It’ll be interesting, because the further you get from your habitual browsing patterns, the slower the net will get. As you start using a new site more frequently, your browser will up its fetch priority, so that it will already be on your device too, with updates streamed in in real time.

The upshot is that everyone’s phones will have a copy of the slice of the internet they care about on it. The good news is that the interoperability required to make this happen will make web-app vendor lock-in a thing of the past. Eg: once you have all of your flickr photos on all your devices, and they are synchronized around in a standard way, if flickr were to shut down, you could just sync them to photobucket instead. (Or directly to your friends, if you prefer.)

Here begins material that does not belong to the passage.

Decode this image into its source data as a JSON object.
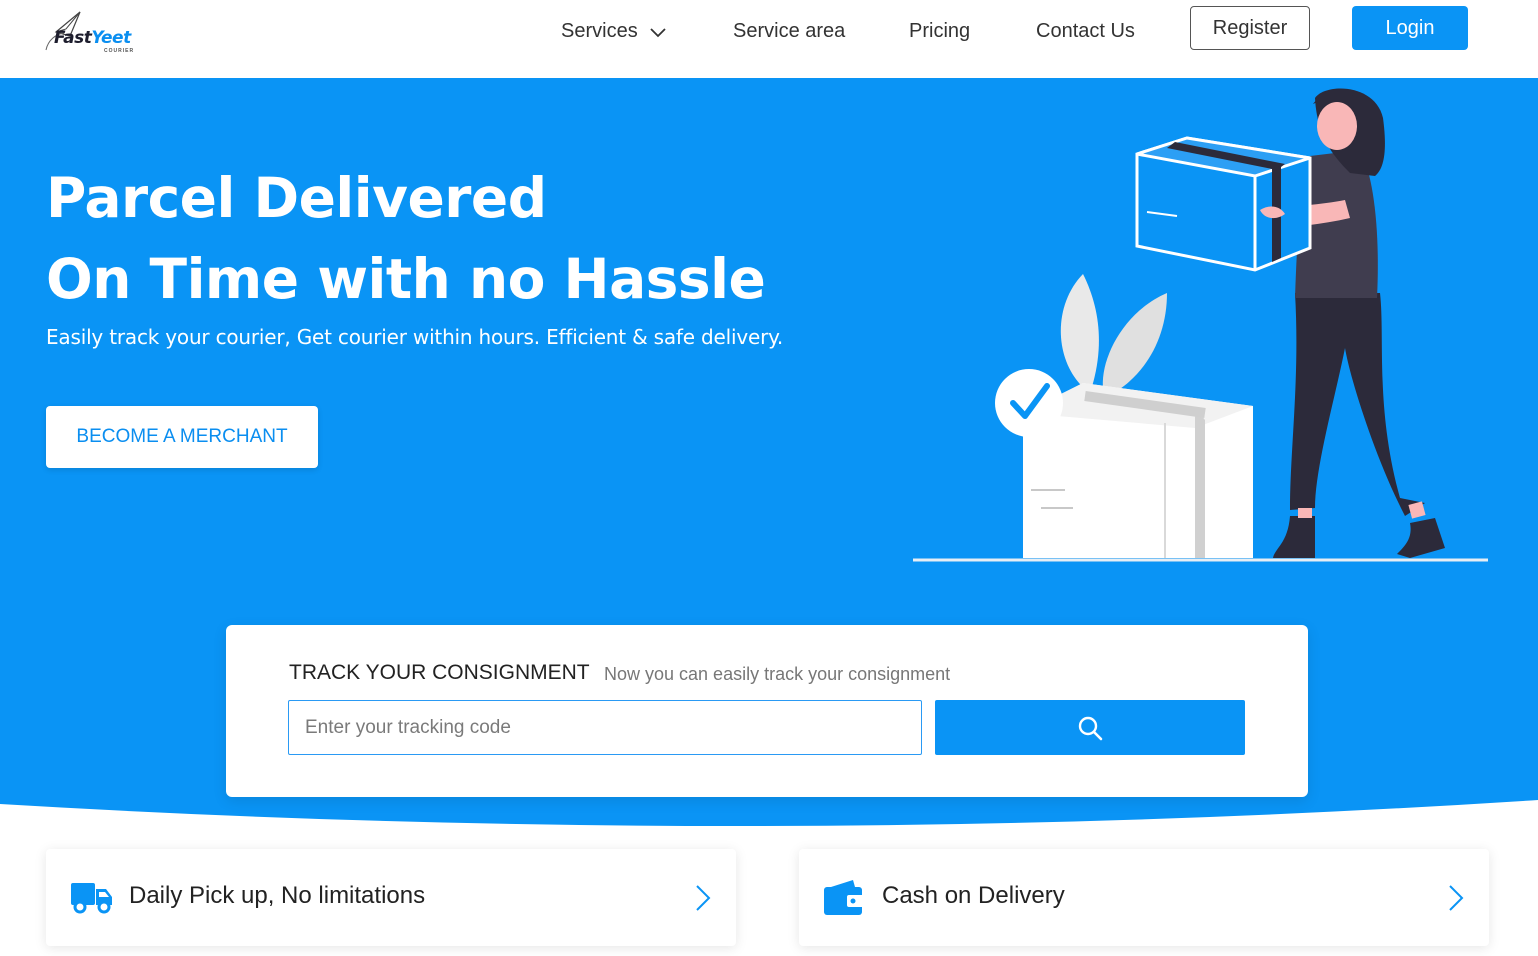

via J Chris Anderson’s answer to Future of Internet: What will the Internet look like in 2020? – Quora.

Realtime incremental updates to data stores is coming big time, whether that’s caches as above, or analytic data stores as in Monash’s ELT example that I wrote about the other day.

According to Monash:

every sufficiently large enterprise needs to be cognizant of at least 7 kinds of database challenge.

via Database diversity revisited. I can relate to that for the Financial Industry (not having had much exposure to other industries).

I wonder if maybe there should be an 8. challenge, to provide a cost effective (relational) database service for the 60-80% (OLTP) databases that don’t have any special requirements, and where the traditional RDBMSs require way too much DBA overhead, and your typical Oracle or SQL Server license costs way too much. I’m hoping that the likes of NuoDB and Xeround (AFAIK we still can’t get them for our internal cloud, but there’s still hope), but also SQL Azure or database.com (external cloud) can fill that gap eventually.

NuoDB Closes $10 Million Series B With Gary Morgenthaler. These guys have long been on my “Cloud Database” watchlist, now’s the time for them to reach out and grow. GigaOm has some background about how they’re rooted with Database industry veterans (turned venture capitalists…).